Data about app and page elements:
———
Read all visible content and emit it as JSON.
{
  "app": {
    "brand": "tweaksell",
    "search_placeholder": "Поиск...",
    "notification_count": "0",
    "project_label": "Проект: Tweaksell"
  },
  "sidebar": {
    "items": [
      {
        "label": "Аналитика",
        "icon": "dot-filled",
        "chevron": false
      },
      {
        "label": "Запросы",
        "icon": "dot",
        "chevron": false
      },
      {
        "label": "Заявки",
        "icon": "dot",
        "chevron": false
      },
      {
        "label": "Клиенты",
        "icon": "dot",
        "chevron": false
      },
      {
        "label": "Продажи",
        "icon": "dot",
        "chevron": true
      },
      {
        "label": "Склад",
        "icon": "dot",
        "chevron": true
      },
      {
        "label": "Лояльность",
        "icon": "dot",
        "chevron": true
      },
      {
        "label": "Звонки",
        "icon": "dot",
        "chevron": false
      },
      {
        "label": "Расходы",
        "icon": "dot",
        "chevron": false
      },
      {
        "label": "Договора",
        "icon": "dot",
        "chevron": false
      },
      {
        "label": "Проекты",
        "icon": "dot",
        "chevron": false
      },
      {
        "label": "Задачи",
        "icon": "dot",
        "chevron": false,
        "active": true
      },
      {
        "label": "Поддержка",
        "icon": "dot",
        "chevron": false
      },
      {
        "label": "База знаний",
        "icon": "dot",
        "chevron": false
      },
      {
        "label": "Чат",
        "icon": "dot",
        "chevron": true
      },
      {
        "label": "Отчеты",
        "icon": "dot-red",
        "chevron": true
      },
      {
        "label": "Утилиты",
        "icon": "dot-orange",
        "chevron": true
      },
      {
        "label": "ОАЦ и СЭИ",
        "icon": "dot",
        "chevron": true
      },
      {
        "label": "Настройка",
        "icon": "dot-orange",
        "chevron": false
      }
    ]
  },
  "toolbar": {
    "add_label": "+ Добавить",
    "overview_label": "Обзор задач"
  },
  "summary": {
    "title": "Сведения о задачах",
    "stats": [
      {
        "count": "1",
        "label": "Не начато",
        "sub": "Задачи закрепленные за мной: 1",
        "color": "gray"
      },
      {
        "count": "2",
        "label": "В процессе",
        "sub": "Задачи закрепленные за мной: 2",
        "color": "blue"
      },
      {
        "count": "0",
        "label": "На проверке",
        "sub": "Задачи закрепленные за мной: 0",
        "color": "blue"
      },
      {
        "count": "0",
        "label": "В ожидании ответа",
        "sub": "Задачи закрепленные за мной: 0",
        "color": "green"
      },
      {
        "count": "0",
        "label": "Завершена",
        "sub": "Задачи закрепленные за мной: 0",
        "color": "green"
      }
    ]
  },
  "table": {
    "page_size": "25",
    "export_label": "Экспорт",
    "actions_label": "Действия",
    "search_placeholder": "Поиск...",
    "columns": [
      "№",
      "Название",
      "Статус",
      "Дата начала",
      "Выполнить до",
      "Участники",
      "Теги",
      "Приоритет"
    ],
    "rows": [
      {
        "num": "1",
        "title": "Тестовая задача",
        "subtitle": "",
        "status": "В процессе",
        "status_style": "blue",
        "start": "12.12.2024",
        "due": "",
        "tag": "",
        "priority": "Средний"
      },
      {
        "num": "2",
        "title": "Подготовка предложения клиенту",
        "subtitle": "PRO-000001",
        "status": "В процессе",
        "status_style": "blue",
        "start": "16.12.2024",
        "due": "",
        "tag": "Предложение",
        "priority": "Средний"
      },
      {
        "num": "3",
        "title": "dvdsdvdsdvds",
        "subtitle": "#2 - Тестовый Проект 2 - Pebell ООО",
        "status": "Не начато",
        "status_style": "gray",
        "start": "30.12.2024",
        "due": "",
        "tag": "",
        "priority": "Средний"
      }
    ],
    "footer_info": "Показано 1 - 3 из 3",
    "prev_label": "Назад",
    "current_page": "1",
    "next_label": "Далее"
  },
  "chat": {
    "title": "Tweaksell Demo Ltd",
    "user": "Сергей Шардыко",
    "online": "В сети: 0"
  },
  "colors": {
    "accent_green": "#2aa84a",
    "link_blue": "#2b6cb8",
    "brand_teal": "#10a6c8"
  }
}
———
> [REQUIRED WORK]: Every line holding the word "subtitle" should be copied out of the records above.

> [EXPECTED ANSWER]:
        "subtitle": "",
        "subtitle": "PRO-000001",
        "subtitle": "#2 - Тестовый Проект 2 - Pebell ООО",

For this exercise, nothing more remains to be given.